Could you print out every entry, character for character?

Dataset content:
#####

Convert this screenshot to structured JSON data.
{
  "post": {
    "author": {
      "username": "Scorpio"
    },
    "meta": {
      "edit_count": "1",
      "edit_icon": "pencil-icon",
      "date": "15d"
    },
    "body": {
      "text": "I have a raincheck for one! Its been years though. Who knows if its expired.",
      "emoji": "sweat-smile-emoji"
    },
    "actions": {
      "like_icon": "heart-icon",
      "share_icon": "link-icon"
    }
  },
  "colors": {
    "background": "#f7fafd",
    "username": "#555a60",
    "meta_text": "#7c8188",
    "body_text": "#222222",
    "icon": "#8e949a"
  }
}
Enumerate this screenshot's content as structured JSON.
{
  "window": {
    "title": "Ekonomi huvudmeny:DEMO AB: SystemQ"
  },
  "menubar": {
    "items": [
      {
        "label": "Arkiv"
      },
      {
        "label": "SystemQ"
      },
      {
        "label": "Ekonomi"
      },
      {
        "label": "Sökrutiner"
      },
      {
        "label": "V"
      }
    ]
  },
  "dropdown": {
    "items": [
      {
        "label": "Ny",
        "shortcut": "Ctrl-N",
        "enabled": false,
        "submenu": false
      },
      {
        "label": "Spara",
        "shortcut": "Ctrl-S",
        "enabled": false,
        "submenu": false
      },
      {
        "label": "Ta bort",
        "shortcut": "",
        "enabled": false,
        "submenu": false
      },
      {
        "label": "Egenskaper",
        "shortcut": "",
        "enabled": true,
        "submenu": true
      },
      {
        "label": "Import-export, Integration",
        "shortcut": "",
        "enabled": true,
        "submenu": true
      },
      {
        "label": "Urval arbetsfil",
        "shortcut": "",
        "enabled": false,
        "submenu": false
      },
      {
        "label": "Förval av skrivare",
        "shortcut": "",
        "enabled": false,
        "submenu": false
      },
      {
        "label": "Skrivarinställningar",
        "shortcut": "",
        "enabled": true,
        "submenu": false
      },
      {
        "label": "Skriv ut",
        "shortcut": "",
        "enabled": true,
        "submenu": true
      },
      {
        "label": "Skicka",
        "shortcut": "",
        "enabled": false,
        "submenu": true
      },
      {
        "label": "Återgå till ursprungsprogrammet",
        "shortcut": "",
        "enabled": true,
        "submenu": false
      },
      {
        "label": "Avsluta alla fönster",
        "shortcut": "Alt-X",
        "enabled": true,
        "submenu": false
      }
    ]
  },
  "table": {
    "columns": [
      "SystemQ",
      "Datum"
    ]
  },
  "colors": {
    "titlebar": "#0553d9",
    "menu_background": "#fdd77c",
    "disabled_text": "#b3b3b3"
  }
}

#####

Response for this exercise:
Convert this screenshot to structured JSON data.
{
  "post": {
    "author": {
      "username": "Scorpio"
    },
    "meta": {
      "edit_count": "1",
      "edit_icon": "pencil-icon",
      "date": "15d"
    },
    "body": {
      "text": "I have a raincheck for one! Its been years though. Who knows if its expired.",
      "emoji": "sweat-smile-emoji"
    },
    "actions": {
      "like_icon": "heart-icon",
      "share_icon": "link-icon"
    }
  },
  "colors": {
    "background": "#f7fafd",
    "username": "#555a60",
    "meta_text": "#7c8188",
    "body_text": "#222222",
    "icon": "#8e949a"
  }
}
Enumerate this screenshot's content as structured JSON.
{
  "window": {
    "title": "Ekonomi huvudmeny:DEMO AB: SystemQ"
  },
  "menubar": {
    "items": [
      {
        "label": "Arkiv"
      },
      {
        "label": "SystemQ"
      },
      {
        "label": "Ekonomi"
      },
      {
        "label": "Sökrutiner"
      },
      {
        "label": "V"
      }
    ]
  },
  "dropdown": {
    "items": [
      {
        "label": "Ny",
        "shortcut": "Ctrl-N",
        "enabled": false,
        "submenu": false
      },
      {
        "label": "Spara",
        "shortcut": "Ctrl-S",
        "enabled": false,
        "submenu": false
      },
      {
        "label": "Ta bort",
        "shortcut": "",
        "enabled": false,
        "submenu": false
      },
      {
        "label": "Egenskaper",
        "shortcut": "",
        "enabled": true,
        "submenu": true
      },
      {
        "label": "Import-export, Integration",
        "shortcut": "",
        "enabled": true,
        "submenu": true
      },
      {
        "label": "Urval arbetsfil",
        "shortcut": "",
        "enabled": false,
        "submenu": false
      },
      {
        "label": "Förval av skrivare",
        "shortcut": "",
        "enabled": false,
        "submenu": false
      },
      {
        "label": "Skrivarinställningar",
        "shortcut": "",
        "enabled": true,
        "submenu": false
      },
      {
        "label": "Skriv ut",
        "shortcut": "",
        "enabled": true,
        "submenu": true
      },
      {
        "label": "Skicka",
        "shortcut": "",
        "enabled": false,
        "submenu": true
      },
      {
        "label": "Återgå till ursprungsprogrammet",
        "shortcut": "",
        "enabled": true,
        "submenu": false
      },
      {
        "label": "Avsluta alla fönster",
        "shortcut": "Alt-X",
        "enabled": true,
        "submenu": false
      }
    ]
  },
  "table": {
    "columns": [
      "SystemQ",
      "Datum"
    ]
  },
  "colors": {
    "titlebar": "#0553d9",
    "menu_background": "#fdd77c",
    "disabled_text": "#b3b3b3"
  }
}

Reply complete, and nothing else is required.